US Army 'Construction Surge' in Afghanistan

US Army 'Construction Surge' in Afghanistan

By SOP newswire

KABUL (AFP) - A US army "construction surge" in Afghanistan next year worth nearly two-billion dollars will go mainly on infrastructure for the growing army and police, the chief of engineers said Thursday.

The amount planned for next year is up on the 2.8-billion dollars spent between 2003 and 2007 by the US Army Corps of Engineers.

About 75 percent of next year's allocation would go towards building facilities for the Afghan security forces on which the country depends, the head of the corps, Lieutenant General Robert L. Van Antwerp, told reporters.

The 228 US army engineers in Afghanistan were also building roads and surveying dams for use to provide power, irrigation and drinking water, he said after a short visit to Afghanistan.

"In 2008 the corps of engineers is planning a construction surge through Afghanistan costing nearly two-billion dollars," a statement on his visit said.

The corps, which in Afghanistan is 70 percent civilian, has already built nine brigade bases for the Afghan National Army that include barracks, dining facilities, power supplies and sewage treatment facilities.

It also built a 37-million-dollar bridge between Tajikistan and Afghanistan that was opened in August.

The aim is "getting the country on its feet," Van Antwerp said. "We have got a country that has been at war for 30 years and that has taken its toll."

The growth of the Afghan army and police was particularly important.

"If people aren't afraid to go to market, if they aren't afraid to have a bazaar, then you start to get the freedom that enables people to be entrepreneurs," he said.

The United States led the invasion that toppled the Taliban government in late 2001 weeks after the 9/11 attacks by Al-Qaeda, which then had training camps in Afghanistan.

It is the country's main supporter as it battles a Taliban-led insurgency that has been its deadliest this year.

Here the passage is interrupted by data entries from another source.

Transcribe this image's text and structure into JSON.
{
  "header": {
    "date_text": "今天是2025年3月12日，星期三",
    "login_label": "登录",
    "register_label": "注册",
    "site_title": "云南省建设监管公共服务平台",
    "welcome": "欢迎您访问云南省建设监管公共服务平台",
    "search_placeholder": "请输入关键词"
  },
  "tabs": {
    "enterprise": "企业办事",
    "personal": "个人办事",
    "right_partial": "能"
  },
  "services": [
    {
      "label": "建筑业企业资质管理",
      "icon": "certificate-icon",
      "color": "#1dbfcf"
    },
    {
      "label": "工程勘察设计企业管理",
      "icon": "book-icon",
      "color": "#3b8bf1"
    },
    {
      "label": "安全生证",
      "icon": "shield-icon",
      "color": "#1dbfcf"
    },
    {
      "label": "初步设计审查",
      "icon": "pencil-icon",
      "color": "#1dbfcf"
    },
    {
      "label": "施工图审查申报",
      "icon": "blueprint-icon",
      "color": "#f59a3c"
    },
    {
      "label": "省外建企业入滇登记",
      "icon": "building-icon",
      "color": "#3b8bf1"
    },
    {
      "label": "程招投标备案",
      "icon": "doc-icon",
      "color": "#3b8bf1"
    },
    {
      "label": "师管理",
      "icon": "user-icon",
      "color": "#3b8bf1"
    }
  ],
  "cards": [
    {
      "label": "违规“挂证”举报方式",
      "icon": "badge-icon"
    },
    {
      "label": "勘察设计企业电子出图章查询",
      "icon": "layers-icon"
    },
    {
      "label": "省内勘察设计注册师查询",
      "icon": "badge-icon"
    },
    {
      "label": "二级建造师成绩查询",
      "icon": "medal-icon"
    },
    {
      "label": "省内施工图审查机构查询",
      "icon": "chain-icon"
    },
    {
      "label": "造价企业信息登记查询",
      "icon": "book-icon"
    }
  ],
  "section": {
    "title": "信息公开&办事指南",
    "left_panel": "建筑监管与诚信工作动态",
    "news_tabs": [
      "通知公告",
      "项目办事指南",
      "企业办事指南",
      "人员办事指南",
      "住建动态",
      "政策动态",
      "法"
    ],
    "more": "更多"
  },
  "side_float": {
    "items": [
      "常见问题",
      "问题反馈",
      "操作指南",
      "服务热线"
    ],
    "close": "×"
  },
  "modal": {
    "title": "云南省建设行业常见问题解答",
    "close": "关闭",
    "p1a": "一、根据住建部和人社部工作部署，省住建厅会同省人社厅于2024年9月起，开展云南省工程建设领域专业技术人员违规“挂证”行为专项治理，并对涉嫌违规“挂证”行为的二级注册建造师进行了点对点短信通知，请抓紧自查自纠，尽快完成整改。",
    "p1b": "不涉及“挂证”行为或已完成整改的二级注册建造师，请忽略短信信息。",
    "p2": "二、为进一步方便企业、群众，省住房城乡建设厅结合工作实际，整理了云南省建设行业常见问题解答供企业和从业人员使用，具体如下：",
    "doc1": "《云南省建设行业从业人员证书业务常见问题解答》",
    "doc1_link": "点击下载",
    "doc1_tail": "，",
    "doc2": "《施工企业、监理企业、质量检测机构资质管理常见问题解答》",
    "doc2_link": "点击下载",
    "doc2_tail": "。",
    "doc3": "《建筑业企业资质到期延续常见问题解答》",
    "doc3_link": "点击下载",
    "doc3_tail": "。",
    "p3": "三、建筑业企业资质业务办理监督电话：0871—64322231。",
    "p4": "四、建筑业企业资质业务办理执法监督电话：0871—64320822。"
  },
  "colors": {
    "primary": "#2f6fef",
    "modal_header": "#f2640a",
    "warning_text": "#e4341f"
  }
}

Washington in January announced 10.6-billion dollars in aid over the next two years, of which 8.6-billion dollars was for training and equipping Afghan security forces and two billion for reconstruction.